India and U.S. are in talks to convert their bilateral Malabar series of naval exercises into a joint services war game involving their navies, air forces and marine commandos.
U.S. Pacific Command chief Admiral Robert F. Willard, who is on a two-day visit to India, said both nations’ militaries had “joint capabilities” but that needed to be practised and hence the idea to involve both countries’ air forces and marine commandos in the exercise.
“On both sides, there has been a desire to increase the complexity of the (Malabar) exercise and conduct it in a more joint fashion, by which I mean combining services of the respective nations together... the IAF and Indian Navy conducting a joint exercise in conjunction and in our case, U.S. Navy and Air Force or U.S. Marine Corps,” Adm. Willard said.
The opportunity to combine services was in itself a complexity and a challenge, he said.
Calling the 2007 multi-lateral Malabar war game involving navies as “exceedingly effective exercises,” Willard said a repeat of the five-nation exercise needed to be explored, keeping in mind the “sensitivities” in India, in an apparent reference to the Left parties’ vociferous protest in this regard.
“The choice of how the Malabar exercise series should evolve is very much under dialogue with India, the host nation.

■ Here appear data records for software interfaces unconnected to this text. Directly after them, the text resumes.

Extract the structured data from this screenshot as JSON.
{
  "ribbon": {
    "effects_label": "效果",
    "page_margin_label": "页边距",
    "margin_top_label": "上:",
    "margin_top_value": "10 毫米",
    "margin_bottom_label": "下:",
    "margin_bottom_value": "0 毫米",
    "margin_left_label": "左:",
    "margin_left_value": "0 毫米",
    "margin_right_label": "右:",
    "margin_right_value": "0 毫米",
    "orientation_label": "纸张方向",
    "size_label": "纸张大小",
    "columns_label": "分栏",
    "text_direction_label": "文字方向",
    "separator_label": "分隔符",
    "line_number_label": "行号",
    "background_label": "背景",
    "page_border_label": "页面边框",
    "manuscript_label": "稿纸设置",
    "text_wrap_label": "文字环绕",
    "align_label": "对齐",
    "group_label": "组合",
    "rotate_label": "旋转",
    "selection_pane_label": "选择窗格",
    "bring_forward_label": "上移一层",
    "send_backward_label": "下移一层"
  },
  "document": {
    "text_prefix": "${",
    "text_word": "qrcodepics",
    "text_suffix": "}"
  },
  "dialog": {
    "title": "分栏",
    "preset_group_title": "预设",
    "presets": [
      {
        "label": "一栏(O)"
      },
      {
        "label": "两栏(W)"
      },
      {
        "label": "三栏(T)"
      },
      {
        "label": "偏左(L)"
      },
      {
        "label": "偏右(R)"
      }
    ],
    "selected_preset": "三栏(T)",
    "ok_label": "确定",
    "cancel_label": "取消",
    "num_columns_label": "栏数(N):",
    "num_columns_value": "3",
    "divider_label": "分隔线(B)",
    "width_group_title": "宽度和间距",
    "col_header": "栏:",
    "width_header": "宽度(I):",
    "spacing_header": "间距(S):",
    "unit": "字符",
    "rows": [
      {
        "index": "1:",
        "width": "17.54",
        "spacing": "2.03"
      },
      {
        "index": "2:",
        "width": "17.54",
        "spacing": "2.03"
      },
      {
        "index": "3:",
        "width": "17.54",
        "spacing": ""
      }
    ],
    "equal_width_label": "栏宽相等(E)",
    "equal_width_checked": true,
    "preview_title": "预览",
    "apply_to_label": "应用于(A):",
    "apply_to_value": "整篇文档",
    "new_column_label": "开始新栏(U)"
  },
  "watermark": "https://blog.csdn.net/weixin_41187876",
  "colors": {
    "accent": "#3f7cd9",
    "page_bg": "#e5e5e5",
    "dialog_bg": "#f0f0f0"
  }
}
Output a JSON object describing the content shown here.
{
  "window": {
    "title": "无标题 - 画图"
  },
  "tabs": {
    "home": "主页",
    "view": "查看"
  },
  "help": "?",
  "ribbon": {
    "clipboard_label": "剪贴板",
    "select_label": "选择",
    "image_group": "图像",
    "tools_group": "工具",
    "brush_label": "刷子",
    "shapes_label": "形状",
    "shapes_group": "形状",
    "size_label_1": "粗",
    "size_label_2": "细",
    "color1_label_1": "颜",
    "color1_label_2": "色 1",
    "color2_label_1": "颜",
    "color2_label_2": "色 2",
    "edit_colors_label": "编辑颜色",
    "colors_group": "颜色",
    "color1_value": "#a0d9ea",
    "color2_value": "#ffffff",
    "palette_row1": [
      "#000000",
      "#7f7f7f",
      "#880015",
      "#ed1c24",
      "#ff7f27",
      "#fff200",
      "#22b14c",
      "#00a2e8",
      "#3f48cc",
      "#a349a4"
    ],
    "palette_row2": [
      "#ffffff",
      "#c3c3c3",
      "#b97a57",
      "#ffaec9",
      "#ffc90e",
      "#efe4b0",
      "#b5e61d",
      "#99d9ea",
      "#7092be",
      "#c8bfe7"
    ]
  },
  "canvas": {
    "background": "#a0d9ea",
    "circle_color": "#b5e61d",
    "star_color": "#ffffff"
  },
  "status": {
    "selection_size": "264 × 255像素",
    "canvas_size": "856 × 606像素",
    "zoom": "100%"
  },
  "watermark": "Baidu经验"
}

If there are sensitivities regarding Malabar being multi-national exercise in the Indian Ocean Region, then there are other ways by which we can explore to make the exercise more complex and we do this,” Adm. Willard said.
He said the U.S. and Indian Navy counterparts had discussed prospects of a more complex Malabar exercise to make it meet the two nation’s needs.
In 2007, all participants — U.S., India, Singapore, Japan and Australia — during the Malabar exercise had learnt a “great deal” from each other about coalition operations, which are difficult and complex, and if it ever goes multi-national again, there was “great benefit” for all concerned, he said.
On the possibility of a trilateral India-U.S.-China military arrangement in the Asia-Pacific region, Adm. Willard said it was “premature”, though both New Delhi and Washington were engaging Beijing at a bilateral level.
When queried if the long India-Russia military relationship was a hindrance to U.S.’ engagement with India, he said there was “no such invisible walls”, as open discussions took place on Russia between the two sides.
“In fact, the U.S. is also improving relations with Russia and we will have open relations with them,” he said.